16 Add a few layers of terra sigillata to the bone-dry teapot with a sponge. 17 Affix cutout newspaper-resist shapes to the surface with water. Brush or sponge-blot to apply colored terra sigillata over and around the newspaper resist, then remove the newspaper to reveal the masked shapes.

After the bisque firing, I apply a black wash to every piece with a mixture of black underglaze and water, which is not a very scientific or measured ratio: I simply pour a few tablespoons of black Amaco Velvet underglaze into a 1-quart jar along with some water and shake it. After applying the black wash (18), I wipe each piece with a wet sponge, leaving a light layer of black over the whole piece, which gives the surface some depth when the black sits in the marks made during the forming process (19). It also gives the piece a patina that suggests use and age. 

18 After bisque firing, liberally coat the whole piece with black underglaze wash, adding it all over and into the cracks and textures. 19 Wipe the excess wash off with a sponge, ringing out the sponge each time you wipe away a section.

Sometimes after that, I apply automotive pinstriping tape to the surface and create fine lines that I fill with underglaze (20). I remove the tape prior to firing and refine the shapes with a knife (21). I glaze the interior with a liner glaze called Cream, which I buy premixed from Clayscapes Pottery in Syracuse, New York.

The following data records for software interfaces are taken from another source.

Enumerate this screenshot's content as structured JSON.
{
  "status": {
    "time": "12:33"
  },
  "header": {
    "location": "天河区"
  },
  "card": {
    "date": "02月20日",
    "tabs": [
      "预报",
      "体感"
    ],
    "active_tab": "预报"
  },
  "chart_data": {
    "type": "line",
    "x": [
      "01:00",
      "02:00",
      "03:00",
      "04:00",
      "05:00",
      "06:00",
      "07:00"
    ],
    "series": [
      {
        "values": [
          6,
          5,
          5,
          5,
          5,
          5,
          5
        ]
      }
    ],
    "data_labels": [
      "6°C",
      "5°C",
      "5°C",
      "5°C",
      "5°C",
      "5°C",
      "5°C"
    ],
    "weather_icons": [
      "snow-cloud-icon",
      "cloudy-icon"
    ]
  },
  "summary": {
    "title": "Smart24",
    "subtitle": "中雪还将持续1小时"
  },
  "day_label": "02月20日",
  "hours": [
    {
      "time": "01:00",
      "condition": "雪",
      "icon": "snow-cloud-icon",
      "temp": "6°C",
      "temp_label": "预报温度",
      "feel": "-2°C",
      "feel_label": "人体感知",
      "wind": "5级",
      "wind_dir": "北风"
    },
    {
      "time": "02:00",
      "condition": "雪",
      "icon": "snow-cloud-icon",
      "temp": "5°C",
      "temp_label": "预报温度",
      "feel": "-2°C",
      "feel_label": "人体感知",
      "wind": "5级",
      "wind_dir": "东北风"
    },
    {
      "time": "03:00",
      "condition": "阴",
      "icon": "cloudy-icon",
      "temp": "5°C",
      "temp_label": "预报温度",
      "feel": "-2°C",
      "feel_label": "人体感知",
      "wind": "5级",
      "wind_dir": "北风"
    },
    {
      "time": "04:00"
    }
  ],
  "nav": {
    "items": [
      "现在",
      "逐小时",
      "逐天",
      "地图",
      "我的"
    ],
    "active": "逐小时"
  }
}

I sign all my pieces on the bottom with black underglaze, and then the final step is my signature X that I put on each piece. Sometimes I hide it, and other times I put it on the part of a pot I want to accentuate. My thought behind the X is this: they say X marks the spot, so if you’re holding one of my pieces, you’re exactly where you need to be. 

20 Use automotive pinstripe tape to block off spaces where you want to add underglaze, then paint on the underglaze. 21 Peel the tape off to reveal the underglaze shapes and then refine them with a knife. 22 Pre-fired pieces waiting for their next time in the kiln. Teapot with matching mugs, to 9 in. (23 cm) in height, Laguna Jr. Tile Red clay, terra sigillata, underglaze, fired to cone 6, 2022.

the author Mike Griffin is originally from Long Island, but moved to the Finger Lakes region in New York. He found his love for clay while living in the Alfred area. As a golf professional in the summer, he only makes pots in the winter, when his course is closed. Griffin is looking to expand as an artist and to become a full time potter when he retires. To learn more, follow him on Instagram: @mike_griffin_ceramics.